Now though, the truth is rushing headlong towards us and
the narrowness of the passage of time leaves no chance for escape.
As reality closes in I embrace nostalgia
Wrapping myself up in the comfort of the contemptuously familiar.
Change will come
What has been will cease to be
And I must move on
I wish to face the future with hope
With the excited joy of infinite possibility
But for now I stand on shaky ground,
unsure of where next to tread
Buffeted by waves of grief that ebb and flow
threatening one minute to overwhelm
Then receding to allow me once more to stand and face what lies before.
You try so hard to bind my tongue At times I can hardly breathe Your hand is clasped so tightly over my mouth. Confined in your embrace Your warm breath on my cheek sends shivers down my spine
But do not mistake my inaction for fear Do not take my hush for dread
I am ready to rage and wail at the top of my voice I am ready to scream and flail and fight I will not be silenced I will not allow you to still my voice Though you may grasp at me ever tighter And squeeze the very life breath from my lungs I will kick, I will punch I will grapple with the bonds you have drawn about me. My voice must be heard. My voice will be heard. Though my strength may at times fail me, I will not concede I will not kowtow to your pride and self importance

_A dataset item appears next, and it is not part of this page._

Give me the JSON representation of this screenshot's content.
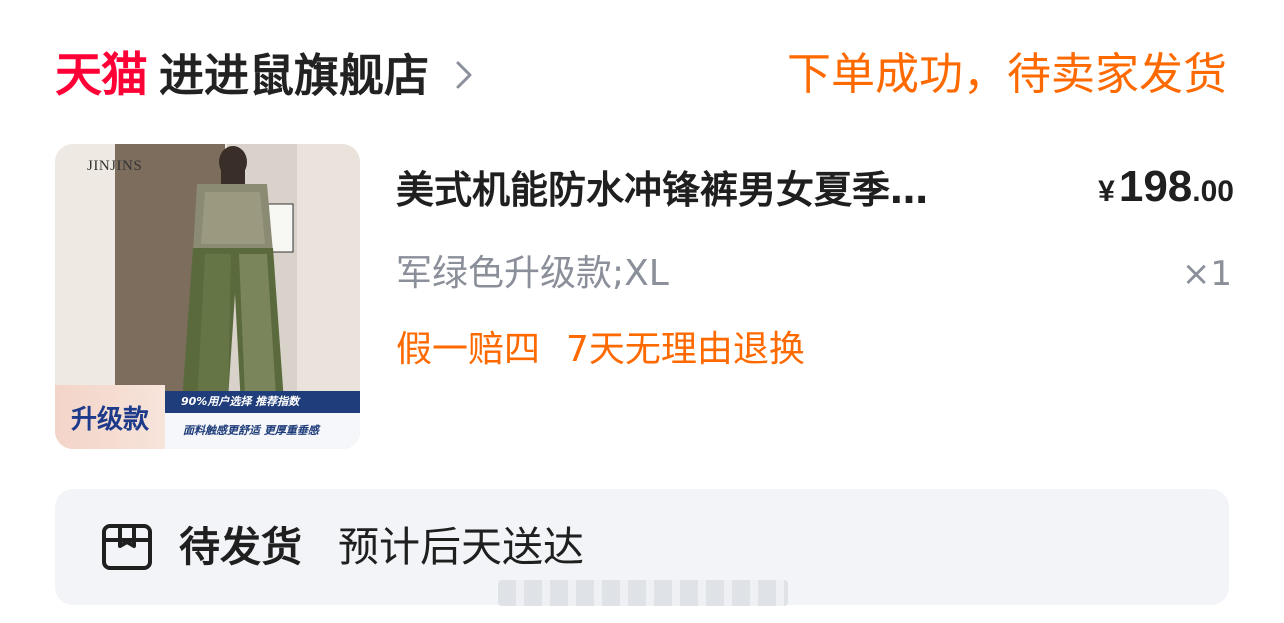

Enfolded in your arms I will squirm and claw Emboldened by your arrogance I will strain and wrestle And I will break free I will find space To draw breath enough to fill my lungs to bursting And when I raise my head and forcefully release No sound will come For my silence is of my own making